The question now before us is whether our churches and theological schools can summon the power to bring about conversations between the powerful and the powerless, to moderate polarization and to encourage self-determination on the part of the alienated. Perhaps the best contribution to society theological schools could make would be for them to demonstrate to the community, and especially to the churches, their capacity to respond to student demand. The challenge facing these schools is typical of what is going on all around us, and creative response to it requires something more than change of procedures: it requires profound changes in theological education. For theological education is not on a pedestal outside, it is part and parcel of our society.
At this juncture, it is highly important that we recall that progress in the authentic use of power has been marked by the inclusion of the marginal people in the systems of power.

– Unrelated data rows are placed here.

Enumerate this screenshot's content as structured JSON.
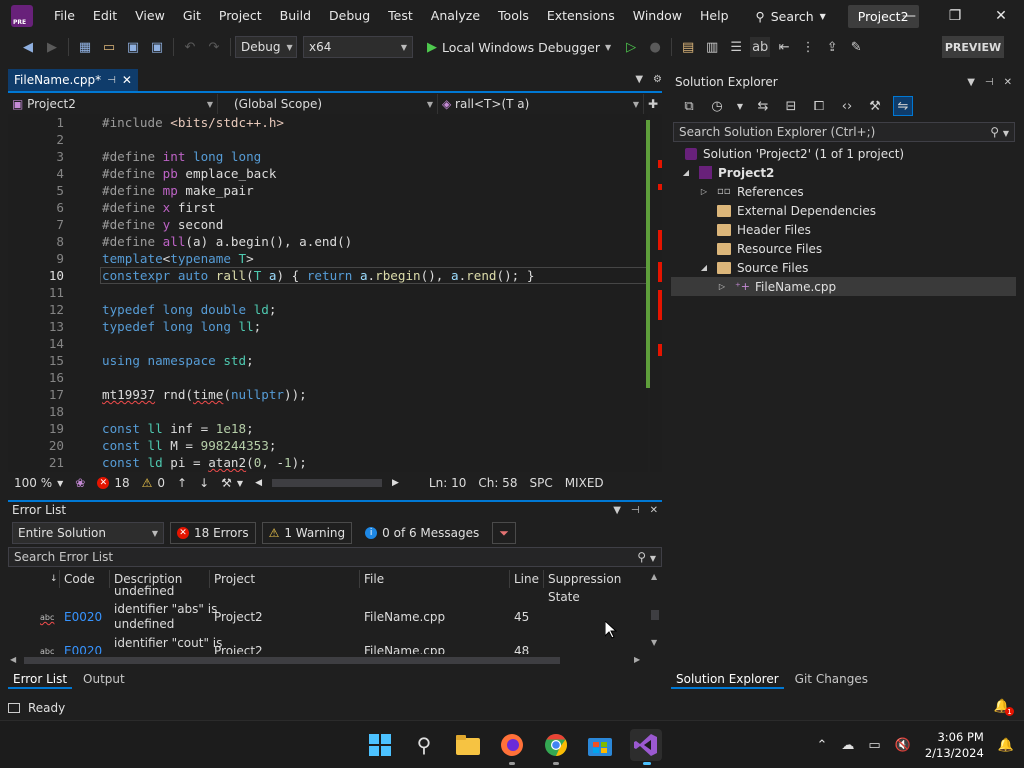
{
  "menu": [
    "File",
    "Edit",
    "View",
    "Git",
    "Project",
    "Build",
    "Debug",
    "Test",
    "Analyze",
    "Tools",
    "Extensions",
    "Window",
    "Help"
  ],
  "search_label": "Search",
  "project_badge": "Project2",
  "toolbar": {
    "config": "Debug",
    "platform": "x64",
    "run_label": "Local Windows Debugger",
    "preview_label": "PREVIEW"
  },
  "editor": {
    "tab_label": "FileName.cpp*",
    "nav_project": "Project2",
    "nav_scope": "(Global Scope)",
    "nav_member": "rall<T>(T a)",
    "current_line": 10,
    "lines": [
      {
        "n": "1",
        "text": "#include <bits/stdc++.h>"
      },
      {
        "n": "2",
        "text": ""
      },
      {
        "n": "3",
        "text": "#define int long long"
      },
      {
        "n": "4",
        "text": "#define pb emplace_back"
      },
      {
        "n": "5",
        "text": "#define mp make_pair"
      },
      {
        "n": "6",
        "text": "#define x first"
      },
      {
        "n": "7",
        "text": "#define y second"
      },
      {
        "n": "8",
        "text": "#define all(a) a.begin(), a.end()"
      },
      {
        "n": "9",
        "text": "template<typename T>"
      },
      {
        "n": "10",
        "text": "constexpr auto rall(T a) { return a.rbegin(), a.rend(); }"
      },
      {
        "n": "11",
        "text": ""
      },
      {
        "n": "12",
        "text": "typedef long double ld;"
      },
      {
        "n": "13",
        "text": "typedef long long ll;"
      },
      {
        "n": "14",
        "text": ""
      },
      {
        "n": "15",
        "text": "using namespace std;"
      },
      {
        "n": "16",
        "text": ""
      },
      {
        "n": "17",
        "text": "mt19937 rnd(time(nullptr));"
      },
      {
        "n": "18",
        "text": ""
      },
      {
        "n": "19",
        "text": "const ll inf = 1e18;"
      },
      {
        "n": "20",
        "text": "const ll M = 998244353;"
      },
      {
        "n": "21",
        "text": "const ld pi = atan2(0, -1);"
      }
    ],
    "status": {
      "zoom": "100 %",
      "errors": "18",
      "warnings": "0",
      "ln": "Ln: 10",
      "ch": "Ch: 58",
      "spc": "SPC",
      "eol": "MIXED"
    }
  },
  "error_list": {
    "title": "Error List",
    "scope": "Entire Solution",
    "errors_btn": "18 Errors",
    "warnings_btn": "1 Warning",
    "messages_btn": "0 of 6 Messages",
    "search_placeholder": "Search Error List",
    "columns": [
      "Code",
      "Description",
      "Project",
      "File",
      "Line",
      "Suppression State"
    ],
    "partial_top": "undefined",
    "rows": [
      {
        "code": "E0020",
        "desc1": "identifier \"abs\" is",
        "desc2": "undefined",
        "project": "Project2",
        "file": "FileName.cpp",
        "line": "45"
      },
      {
        "code": "E0020",
        "desc1": "identifier \"cout\" is",
        "desc2": "",
        "project": "Project2",
        "file": "FileName.cpp",
        "line": "48"
      }
    ],
    "tabs": [
      "Error List",
      "Output"
    ]
  },
  "solution_explorer": {
    "title": "Solution Explorer",
    "search_placeholder": "Search Solution Explorer (Ctrl+;)",
    "solution_label": "Solution 'Project2' (1 of 1 project)",
    "project_label": "Project2",
    "nodes": [
      "References",
      "External Dependencies",
      "Header Files",
      "Resource Files",
      "Source Files"
    ],
    "file_label": "FileName.cpp",
    "tabs": [
      "Solution Explorer",
      "Git Changes"
    ]
  },
  "statusbar": {
    "ready": "Ready"
  },
  "clock": {
    "time": "3:06 PM",
    "date": "2/13/2024"
  }
}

In the early modern period, the middle class and then the working class were the marginal men and women, and successively they were allowed to acquire power. Unfortunately, the labor movement, like the previous middle-class movement, gradually took on the spirit of exclusion. But just as language is constantly enriched and enlivened from below, so society can be constantly enriched and enlivened by the marginal people with their highly creative potential. Let us hearken to the Exodus theme as expressed in the black spiritual, “Way down in Egypt land… Let my people go.”

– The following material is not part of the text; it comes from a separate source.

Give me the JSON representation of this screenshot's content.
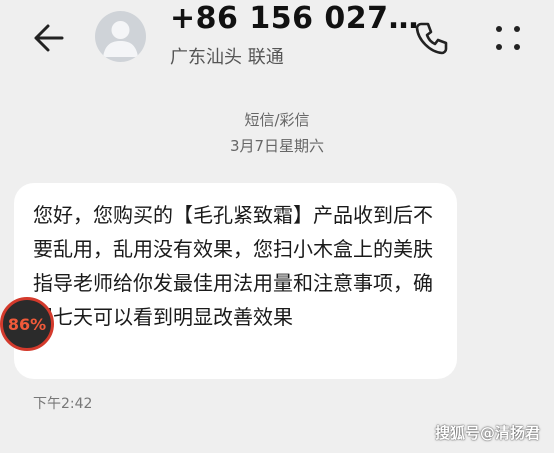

The authenticity of power, however, is determined not alone by the freedom of all individuals and all groups to participate in the making of social decisions, but also by the quality and purpose of their participation. The authenticity of power is determined by the ends it serves and the means it uses. The truly powerful are those who serve large purposes and can accomplish them. This kind of fulfillment requires “power with,” not “power over”; it requires love.
The tensions that surround us today can be a source of strength; they provide the occasion for the renewing, community-forming power of God to work. Among women and men this power becomes manifest as they grope for new solutions. Authentic power is a gift to human being, issuing from response to the divine power. To them who have the power to hear, the saving Word of reconciliation will be given. From them who have not this power, even what they have will be taken away. Authentic power is neither poison nor insatiable lust, neither coercion nor corruption born of pride. It is the power that can exhibit the imagination of bold invention, that can respond to the ultimate power that shapes new communion with God and new community among men and women.
It is in this sense that we venture to make a beatitude: Blessed are the powerful. Blessed are the powerful who acknowledge that their power is a gift that imposes ever new responsibilities and offers ever new, though costing joys. Blessed are the powerful who acknowledge that authentic power is the capacity to respond to the covenant, the capacity to secure the performance of binding obligations.